Bryan, why are you reading children’s books?
Well to my surprise this wasn’t technically a children’s book (although I have been working through the Roald Dahl collection with my oldest daughter). This is, in fact, Part 1 of Roald Dahl’s autobiography. Which, in my opinion, was really good. And it’s why I’m sharing it here.
Growing up I was always a fan of Dahl. Especially ‘James and the Giant Peach’ which I read at least a few times. So it was nice to pick up his autobiography and learn more about his life.
To start, as a kid he gets into a ton of shenanigans.
Dahl and his friends prank the owner of a local candy shop by putting a dead mouse (as seen on the cover) into a jar of candy. An interesting section to read because while it was funny, I had to remember that my daughter was reading along with me. I made a point to ask her what she thought about this part of the story (she thought it was funny) and wether or not she would do the same in real life (she wouldn’t), and why it wouldn’t be nice to do this to someone.
In general, I’ve found it difficult to manage these types of inputs with my kids. It’s surprisingly a reoccurring theme in children’s books. Humour at the expense of others that shouldn’t be replicated in real life.
The book also provided a good view of what public schools in England looked like in the 1920s/30s. Let’s just say that corporal punishment was a recurring theme and my daughter is happy that they don’t do this in her school.
Alas I don’t want to focus on every story that is shared in the book. If you want that I suggest you pick up a copy and read it. What I did enjoy the most was this quote near to end:

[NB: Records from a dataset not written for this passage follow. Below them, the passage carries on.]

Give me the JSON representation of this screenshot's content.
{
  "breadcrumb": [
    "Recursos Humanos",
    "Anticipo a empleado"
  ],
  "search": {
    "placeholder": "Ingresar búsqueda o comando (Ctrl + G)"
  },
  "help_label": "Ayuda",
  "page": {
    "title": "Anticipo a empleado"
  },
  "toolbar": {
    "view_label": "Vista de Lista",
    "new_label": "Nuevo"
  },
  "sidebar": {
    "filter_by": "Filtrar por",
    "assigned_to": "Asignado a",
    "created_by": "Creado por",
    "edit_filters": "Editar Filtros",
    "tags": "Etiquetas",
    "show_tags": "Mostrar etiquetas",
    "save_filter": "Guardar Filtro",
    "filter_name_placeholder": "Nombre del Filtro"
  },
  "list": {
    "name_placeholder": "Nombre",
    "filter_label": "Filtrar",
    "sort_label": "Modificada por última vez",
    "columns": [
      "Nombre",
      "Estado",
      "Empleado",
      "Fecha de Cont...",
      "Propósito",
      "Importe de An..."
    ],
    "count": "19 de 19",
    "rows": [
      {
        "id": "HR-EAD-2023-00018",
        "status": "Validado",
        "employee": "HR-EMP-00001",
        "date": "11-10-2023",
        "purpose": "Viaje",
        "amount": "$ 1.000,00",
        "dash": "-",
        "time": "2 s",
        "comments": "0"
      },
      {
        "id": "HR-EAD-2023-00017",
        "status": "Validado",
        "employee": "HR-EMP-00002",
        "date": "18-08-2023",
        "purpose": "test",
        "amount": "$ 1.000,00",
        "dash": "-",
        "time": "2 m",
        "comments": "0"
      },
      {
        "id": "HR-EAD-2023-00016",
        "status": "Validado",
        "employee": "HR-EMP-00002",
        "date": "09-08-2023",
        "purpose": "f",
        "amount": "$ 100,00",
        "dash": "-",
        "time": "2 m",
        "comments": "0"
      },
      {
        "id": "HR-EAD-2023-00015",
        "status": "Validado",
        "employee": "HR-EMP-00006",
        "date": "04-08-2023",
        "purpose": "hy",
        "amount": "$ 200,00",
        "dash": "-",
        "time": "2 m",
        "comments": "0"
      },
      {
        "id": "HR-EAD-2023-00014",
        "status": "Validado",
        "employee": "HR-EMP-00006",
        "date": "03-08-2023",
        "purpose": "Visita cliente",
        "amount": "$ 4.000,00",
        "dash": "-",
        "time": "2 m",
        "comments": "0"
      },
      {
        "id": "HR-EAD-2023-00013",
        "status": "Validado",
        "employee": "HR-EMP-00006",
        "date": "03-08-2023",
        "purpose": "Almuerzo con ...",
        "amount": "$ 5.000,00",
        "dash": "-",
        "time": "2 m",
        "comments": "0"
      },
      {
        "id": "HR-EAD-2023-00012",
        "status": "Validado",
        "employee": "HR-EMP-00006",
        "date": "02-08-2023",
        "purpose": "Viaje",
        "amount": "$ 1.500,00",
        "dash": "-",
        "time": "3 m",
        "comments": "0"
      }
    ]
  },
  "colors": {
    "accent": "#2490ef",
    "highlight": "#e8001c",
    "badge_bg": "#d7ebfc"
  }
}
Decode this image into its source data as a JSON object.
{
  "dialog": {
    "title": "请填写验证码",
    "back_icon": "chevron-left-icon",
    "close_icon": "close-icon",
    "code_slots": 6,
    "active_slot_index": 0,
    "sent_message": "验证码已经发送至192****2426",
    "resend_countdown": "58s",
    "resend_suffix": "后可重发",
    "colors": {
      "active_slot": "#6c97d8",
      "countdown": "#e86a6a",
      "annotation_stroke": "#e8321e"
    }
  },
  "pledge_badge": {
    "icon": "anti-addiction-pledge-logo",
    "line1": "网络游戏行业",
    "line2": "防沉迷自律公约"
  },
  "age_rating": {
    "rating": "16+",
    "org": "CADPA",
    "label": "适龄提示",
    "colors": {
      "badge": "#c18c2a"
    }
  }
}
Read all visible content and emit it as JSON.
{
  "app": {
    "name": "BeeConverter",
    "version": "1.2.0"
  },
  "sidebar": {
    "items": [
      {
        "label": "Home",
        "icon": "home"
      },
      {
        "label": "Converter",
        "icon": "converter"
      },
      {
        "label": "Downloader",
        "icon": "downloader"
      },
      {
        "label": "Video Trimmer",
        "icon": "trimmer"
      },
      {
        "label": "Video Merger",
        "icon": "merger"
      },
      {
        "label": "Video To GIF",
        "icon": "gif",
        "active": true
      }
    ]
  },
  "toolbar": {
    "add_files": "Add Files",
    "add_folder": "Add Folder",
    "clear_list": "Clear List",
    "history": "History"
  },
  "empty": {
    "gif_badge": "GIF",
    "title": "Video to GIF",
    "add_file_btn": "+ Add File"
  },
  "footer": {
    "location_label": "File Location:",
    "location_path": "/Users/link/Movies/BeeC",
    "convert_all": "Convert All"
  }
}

The life of a writer is absolute hell compared with the life of a businessman. The writer has to force himself to work. He has to make his own hours and if he doesn’t go to his desk at all there is nobody to scold him. If he is a writer of fiction he lives in a world of fear. Each new days demands new ideas and he can never be sure whether he is going to come up with them or not.Roald Dahl in Boy
You might know that I’m a fan of Steven Pressfield’s book ‘The War of Art’. This quote above really resonates with the same idea presented by Pressfield. As writer, or anyone in a creative profession (artist, entrepreneur, etc) the hardest thing to do is to sit down, consistently, and work. And yes, you live in this constant world of fear and pressure. You have to get used of showing up, doing your work and having nothing to show for it.
Somedays you can give it your all and feel like you’ve done nothing. Other days the work will just flow out of you without any effort. It’s showing up every day that counts.